=== Provided data ===
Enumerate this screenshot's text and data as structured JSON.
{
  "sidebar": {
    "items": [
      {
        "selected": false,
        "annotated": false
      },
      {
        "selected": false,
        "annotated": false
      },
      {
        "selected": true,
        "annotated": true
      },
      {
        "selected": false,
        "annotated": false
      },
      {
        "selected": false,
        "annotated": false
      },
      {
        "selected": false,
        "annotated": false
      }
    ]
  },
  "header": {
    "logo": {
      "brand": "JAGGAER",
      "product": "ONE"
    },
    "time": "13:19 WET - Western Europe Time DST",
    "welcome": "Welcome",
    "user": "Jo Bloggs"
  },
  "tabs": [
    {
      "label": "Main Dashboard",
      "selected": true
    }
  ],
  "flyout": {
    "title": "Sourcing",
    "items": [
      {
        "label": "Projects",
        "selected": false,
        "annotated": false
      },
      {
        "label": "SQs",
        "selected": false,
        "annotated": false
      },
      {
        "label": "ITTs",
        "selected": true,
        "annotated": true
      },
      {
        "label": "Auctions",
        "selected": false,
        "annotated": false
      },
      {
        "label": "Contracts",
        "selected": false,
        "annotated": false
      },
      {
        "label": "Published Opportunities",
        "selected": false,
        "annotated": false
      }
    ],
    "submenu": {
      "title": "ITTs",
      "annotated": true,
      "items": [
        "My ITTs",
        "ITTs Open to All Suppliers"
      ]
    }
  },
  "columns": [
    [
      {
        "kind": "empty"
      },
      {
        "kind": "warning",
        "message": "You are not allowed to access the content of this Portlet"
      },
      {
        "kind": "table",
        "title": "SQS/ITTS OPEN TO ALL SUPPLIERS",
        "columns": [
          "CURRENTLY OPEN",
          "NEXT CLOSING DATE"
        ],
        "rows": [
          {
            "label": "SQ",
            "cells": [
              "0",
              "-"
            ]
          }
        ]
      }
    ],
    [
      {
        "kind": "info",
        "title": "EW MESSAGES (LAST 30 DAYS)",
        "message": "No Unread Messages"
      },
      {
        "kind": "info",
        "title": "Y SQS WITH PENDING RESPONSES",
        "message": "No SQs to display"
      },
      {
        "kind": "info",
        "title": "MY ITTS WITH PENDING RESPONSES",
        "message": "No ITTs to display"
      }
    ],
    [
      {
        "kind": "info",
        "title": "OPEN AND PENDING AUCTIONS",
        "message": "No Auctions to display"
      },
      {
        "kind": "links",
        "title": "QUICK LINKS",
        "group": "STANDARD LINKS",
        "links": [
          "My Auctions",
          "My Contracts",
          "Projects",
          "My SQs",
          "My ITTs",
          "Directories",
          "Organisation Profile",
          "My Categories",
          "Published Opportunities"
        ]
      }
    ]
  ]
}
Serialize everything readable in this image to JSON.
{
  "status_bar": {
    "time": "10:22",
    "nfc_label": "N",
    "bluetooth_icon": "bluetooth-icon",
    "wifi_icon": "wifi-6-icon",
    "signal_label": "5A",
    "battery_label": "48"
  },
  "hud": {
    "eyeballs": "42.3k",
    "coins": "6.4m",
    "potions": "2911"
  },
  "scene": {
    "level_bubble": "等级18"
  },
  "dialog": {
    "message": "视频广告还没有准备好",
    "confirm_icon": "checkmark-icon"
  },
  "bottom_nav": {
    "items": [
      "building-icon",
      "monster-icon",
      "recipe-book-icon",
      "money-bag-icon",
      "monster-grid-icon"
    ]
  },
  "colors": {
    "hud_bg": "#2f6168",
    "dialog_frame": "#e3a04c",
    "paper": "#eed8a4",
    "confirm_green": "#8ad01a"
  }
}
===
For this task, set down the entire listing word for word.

#### Answer to this problem:
Enumerate this screenshot's text and data as structured JSON.
{
  "sidebar": {
    "items": [
      {
        "selected": false,
        "annotated": false
      },
      {
        "selected": false,
        "annotated": false
      },
      {
        "selected": true,
        "annotated": true
      },
      {
        "selected": false,
        "annotated": false
      },
      {
        "selected": false,
        "annotated": false
      },
      {
        "selected": false,
        "annotated": false
      }
    ]
  },
  "header": {
    "logo": {
      "brand": "JAGGAER",
      "product": "ONE"
    },
    "time": "13:19 WET - Western Europe Time DST",
    "welcome": "Welcome",
    "user": "Jo Bloggs"
  },
  "tabs": [
    {
      "label": "Main Dashboard",
      "selected": true
    }
  ],
  "flyout": {
    "title": "Sourcing",
    "items": [
      {
        "label": "Projects",
        "selected": false,
        "annotated": false
      },
      {
        "label": "SQs",
        "selected": false,
        "annotated": false
      },
      {
        "label": "ITTs",
        "selected": true,
        "annotated": true
      },
      {
        "label": "Auctions",
        "selected": false,
        "annotated": false
      },
      {
        "label": "Contracts",
        "selected": false,
        "annotated": false
      },
      {
        "label": "Published Opportunities",
        "selected": false,
        "annotated": false
      }
    ],
    "submenu": {
      "title": "ITTs",
      "annotated": true,
      "items": [
        "My ITTs",
        "ITTs Open to All Suppliers"
      ]
    }
  },
  "columns": [
    [
      {
        "kind": "empty"
      },
      {
        "kind": "warning",
        "message": "You are not allowed to access the content of this Portlet"
      },
      {
        "kind": "table",
        "title": "SQS/ITTS OPEN TO ALL SUPPLIERS",
        "columns": [
          "CURRENTLY OPEN",
          "NEXT CLOSING DATE"
        ],
        "rows": [
          {
            "label": "SQ",
            "cells": [
              "0",
              "-"
            ]
          }
        ]
      }
    ],
    [
      {
        "kind": "info",
        "title": "EW MESSAGES (LAST 30 DAYS)",
        "message": "No Unread Messages"
      },
      {
        "kind": "info",
        "title": "Y SQS WITH PENDING RESPONSES",
        "message": "No SQs to display"
      },
      {
        "kind": "info",
        "title": "MY ITTS WITH PENDING RESPONSES",
        "message": "No ITTs to display"
      }
    ],
    [
      {
        "kind": "info",
        "title": "OPEN AND PENDING AUCTIONS",
        "message": "No Auctions to display"
      },
      {
        "kind": "links",
        "title": "QUICK LINKS",
        "group": "STANDARD LINKS",
        "links": [
          "My Auctions",
          "My Contracts",
          "Projects",
          "My SQs",
          "My ITTs",
          "Directories",
          "Organisation Profile",
          "My Categories",
          "Published Opportunities"
        ]
      }
    ]
  ]
}
Serialize everything readable in this image to JSON.
{
  "status_bar": {
    "time": "10:22",
    "nfc_label": "N",
    "bluetooth_icon": "bluetooth-icon",
    "wifi_icon": "wifi-6-icon",
    "signal_label": "5A",
    "battery_label": "48"
  },
  "hud": {
    "eyeballs": "42.3k",
    "coins": "6.4m",
    "potions": "2911"
  },
  "scene": {
    "level_bubble": "等级18"
  },
  "dialog": {
    "message": "视频广告还没有准备好",
    "confirm_icon": "checkmark-icon"
  },
  "bottom_nav": {
    "items": [
      "building-icon",
      "monster-icon",
      "recipe-book-icon",
      "money-bag-icon",
      "monster-grid-icon"
    ]
  },
  "colors": {
    "hud_bg": "#2f6168",
    "dialog_frame": "#e3a04c",
    "paper": "#eed8a4",
    "confirm_green": "#8ad01a"
  }
}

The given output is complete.